• **TASK ITEM**
For the word "Profil", count the lines of the data that include it and give only the total.

• **DATASET RECORDS**
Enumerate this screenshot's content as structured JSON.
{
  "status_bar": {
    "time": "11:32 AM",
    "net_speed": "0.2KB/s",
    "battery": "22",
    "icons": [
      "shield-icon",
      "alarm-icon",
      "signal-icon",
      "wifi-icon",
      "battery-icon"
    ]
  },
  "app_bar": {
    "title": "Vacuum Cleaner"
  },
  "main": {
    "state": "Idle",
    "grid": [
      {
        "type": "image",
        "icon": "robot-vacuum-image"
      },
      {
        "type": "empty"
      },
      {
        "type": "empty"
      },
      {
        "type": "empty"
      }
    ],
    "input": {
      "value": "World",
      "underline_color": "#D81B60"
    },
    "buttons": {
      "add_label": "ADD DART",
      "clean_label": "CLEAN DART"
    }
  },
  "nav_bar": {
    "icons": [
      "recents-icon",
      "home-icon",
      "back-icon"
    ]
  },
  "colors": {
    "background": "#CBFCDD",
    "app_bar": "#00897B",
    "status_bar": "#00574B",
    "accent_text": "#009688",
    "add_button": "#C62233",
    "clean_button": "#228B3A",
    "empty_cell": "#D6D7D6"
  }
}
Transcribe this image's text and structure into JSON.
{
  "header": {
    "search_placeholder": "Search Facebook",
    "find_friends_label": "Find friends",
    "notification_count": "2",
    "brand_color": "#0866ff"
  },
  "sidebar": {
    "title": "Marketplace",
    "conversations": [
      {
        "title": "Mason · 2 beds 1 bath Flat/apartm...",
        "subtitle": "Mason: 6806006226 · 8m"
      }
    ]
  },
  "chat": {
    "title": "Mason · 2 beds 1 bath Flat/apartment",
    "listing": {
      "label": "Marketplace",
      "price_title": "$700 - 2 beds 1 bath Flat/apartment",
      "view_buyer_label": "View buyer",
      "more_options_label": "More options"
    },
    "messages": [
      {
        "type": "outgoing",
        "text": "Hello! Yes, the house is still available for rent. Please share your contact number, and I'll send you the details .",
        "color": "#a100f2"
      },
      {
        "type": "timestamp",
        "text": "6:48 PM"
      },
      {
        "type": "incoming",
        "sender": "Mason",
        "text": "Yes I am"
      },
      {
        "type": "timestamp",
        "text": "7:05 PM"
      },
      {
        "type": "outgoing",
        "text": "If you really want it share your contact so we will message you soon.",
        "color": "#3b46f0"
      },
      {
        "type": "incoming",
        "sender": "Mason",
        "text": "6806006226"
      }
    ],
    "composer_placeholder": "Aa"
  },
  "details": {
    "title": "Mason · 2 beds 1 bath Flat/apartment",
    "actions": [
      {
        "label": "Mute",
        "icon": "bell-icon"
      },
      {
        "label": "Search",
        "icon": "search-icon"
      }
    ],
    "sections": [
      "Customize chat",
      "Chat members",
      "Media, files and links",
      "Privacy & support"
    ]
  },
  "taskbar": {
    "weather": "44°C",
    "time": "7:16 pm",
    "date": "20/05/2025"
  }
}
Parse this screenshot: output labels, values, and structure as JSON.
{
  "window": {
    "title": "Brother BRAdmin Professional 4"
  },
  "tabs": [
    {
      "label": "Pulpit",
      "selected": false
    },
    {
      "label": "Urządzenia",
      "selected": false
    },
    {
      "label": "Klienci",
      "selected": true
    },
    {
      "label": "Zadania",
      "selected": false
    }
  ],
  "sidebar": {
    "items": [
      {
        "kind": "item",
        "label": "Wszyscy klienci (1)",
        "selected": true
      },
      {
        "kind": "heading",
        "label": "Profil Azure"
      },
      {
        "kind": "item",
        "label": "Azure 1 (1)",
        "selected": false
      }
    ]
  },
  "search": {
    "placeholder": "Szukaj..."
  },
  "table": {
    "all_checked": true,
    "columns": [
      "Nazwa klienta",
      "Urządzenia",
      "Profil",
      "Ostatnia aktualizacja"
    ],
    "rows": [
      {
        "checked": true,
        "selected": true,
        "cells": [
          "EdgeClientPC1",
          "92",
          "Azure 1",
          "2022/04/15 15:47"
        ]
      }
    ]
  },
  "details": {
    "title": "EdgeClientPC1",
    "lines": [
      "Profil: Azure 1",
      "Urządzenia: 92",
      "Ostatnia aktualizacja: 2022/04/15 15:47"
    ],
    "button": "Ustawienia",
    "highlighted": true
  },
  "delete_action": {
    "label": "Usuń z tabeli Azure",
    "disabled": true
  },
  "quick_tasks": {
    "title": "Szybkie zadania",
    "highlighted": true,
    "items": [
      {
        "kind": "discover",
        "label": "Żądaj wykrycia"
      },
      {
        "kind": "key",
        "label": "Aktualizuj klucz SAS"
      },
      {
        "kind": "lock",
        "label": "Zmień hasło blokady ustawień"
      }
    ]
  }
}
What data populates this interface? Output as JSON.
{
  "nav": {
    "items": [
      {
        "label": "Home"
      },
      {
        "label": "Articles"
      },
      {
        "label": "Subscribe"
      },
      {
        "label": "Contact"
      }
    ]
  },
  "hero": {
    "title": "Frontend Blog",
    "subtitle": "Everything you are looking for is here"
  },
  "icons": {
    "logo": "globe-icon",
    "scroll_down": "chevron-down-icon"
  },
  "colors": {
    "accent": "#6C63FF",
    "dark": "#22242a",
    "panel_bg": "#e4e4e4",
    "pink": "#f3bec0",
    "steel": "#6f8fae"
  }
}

• **ANSWER BOX**
3